Factors like the number of turns, area, length of the inductor, and permeability of the medium affect the inductor’s inductance. The inductance of the inductor basically depends on the amount of flux linking in the inductor’s turns per unit current. Now, we will discuss the factors on which the inductance of the inductor depends.

The following factors affect the inductance of an inductor.

**Number of Turns(N)****Length of a coil****(L)****Area of the coil (A)****Permeability of medium(µ)**

**Number of Turns(N)**

The more turns (N) in the inductor have more inductance, the less turns has less inductance. Thus, we can say that the inductance of the inductor depends on the number of turns. The relationship between inductance and the number of turns can be expressed by following mathematical expressions.

More turns will produce a more magnetic field. If one turn produces a magnetic field of 5 Tesla when 1-ampere current flows through the turn, then the magnetic field is 5 AT(ampere/turn). Now if we take 100 turns and feed 1 ampere current, then the magnetic field produced by the inductor is 100 AT. Thus, it is clear that the magnetic field produced by the inductor depends on the number of turns for a given amount of current.

The inductance of the coil is directly proportional to the square of the number of the coil’s turns.

**Coil Length**

If we keep all other factors unchanged, the longer coil length causes less inductance, and a shorter coil length causes more inductance. The relationship between inductance and length of a coil can be expressed by following mathematical expressions.

The longer coil length causes more opposition to the current because of more induced emf in the coil , and as a result, the magnetic flux linking in the coil is less. Thus, the less flux linkage in the coil leads to less inductance.

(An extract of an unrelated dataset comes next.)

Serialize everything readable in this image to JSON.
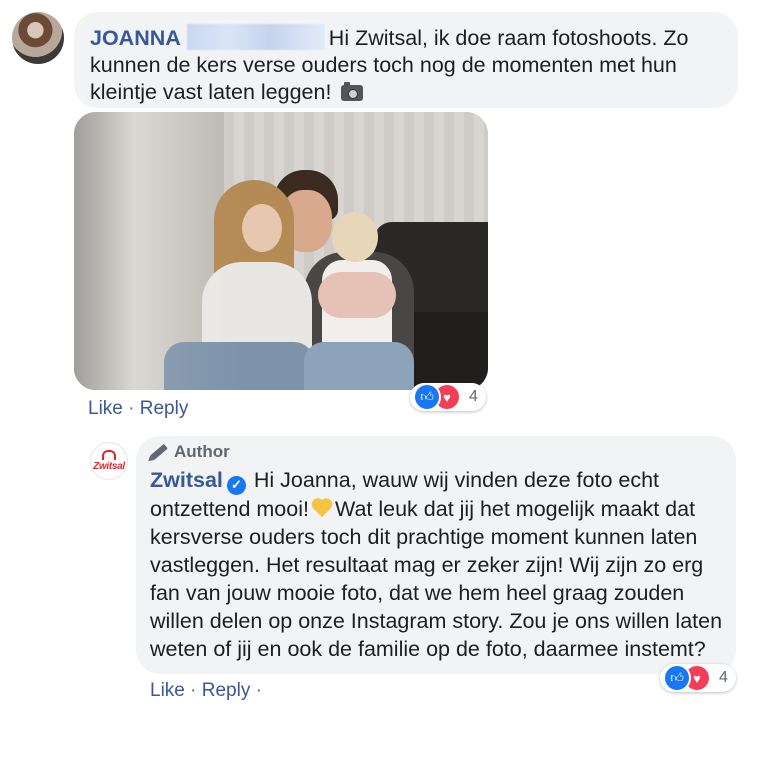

The inductance of the coil is inversely proportional to its length.

**Coil Area**

The more the cross-sectional area of an inductor, the more the inductance, keeping all other factors the same. The coil of a less cross-section area has less inductance as compared to the coil of a more cross-section area. The relationship between inductance and the area of a coil can be expressed by following mathematical expressions.

The coil with a greater cross-section area has less opposition to the flux linking to it. And, thus if the area of the coil is more, its inductance is more.

### The inductance of the coil is directly proportional to the coil area.

**Core Material**

The inductance of a coil can be increased by increasing the permeability of the medium. The iron core inductor has more inductance than an air core inductor. It is because the permeability of the iron core inductor is more than the permeability of the air core inductor.

The permeability of the core material affects the flux linking in the coil. Therefore, the greater the permeability, the more the inductance.

**Approximate Formula of Inductance of a Coil**

A coil has a number of turns in a certain length and area. The dimensions of the coil are shown in depicted in the below picture.

The inductance of a coil can be found with the following formula.

The permeability (µ_{0} µ_{r}) of the magnetic materials with change in the field intensity because the magnetic material has a nonlinear B-H curve. Thus the value of the permeability changes and can not be a constant value. Therefore, the inductance of a coil does not have a constant value despite having the same number of turns and the coil’s dimensions (length and area).

The hysteresis in the B-H curve can cause a significant effect on the value of inductance. Therefore, the design of the magnetic core for a coil is very important and it must be ensured that the flux density in the core must be much below the saturation point. in other words, the core must function in a linear region of the B-H curve or Hysteresis loop.

The **variable inductor** is made by making a provision for change in the number of turns of a coil, or by use of a sliding core that moves in and out of a coil. The below picture shows the variable inductor that has a mechanism of the number of turns changing.

The sliding copper contacts connect the different points along the coil’s length. Making contact at different points changes the length and number of turns of a coil and thus, the inductance changes accordingly.

We can increase the inductance by moving the magnetic core to the middle of the inductor winding. And, for reducing the inductance of a coil, the magnetic core is moved out of the inductor winding.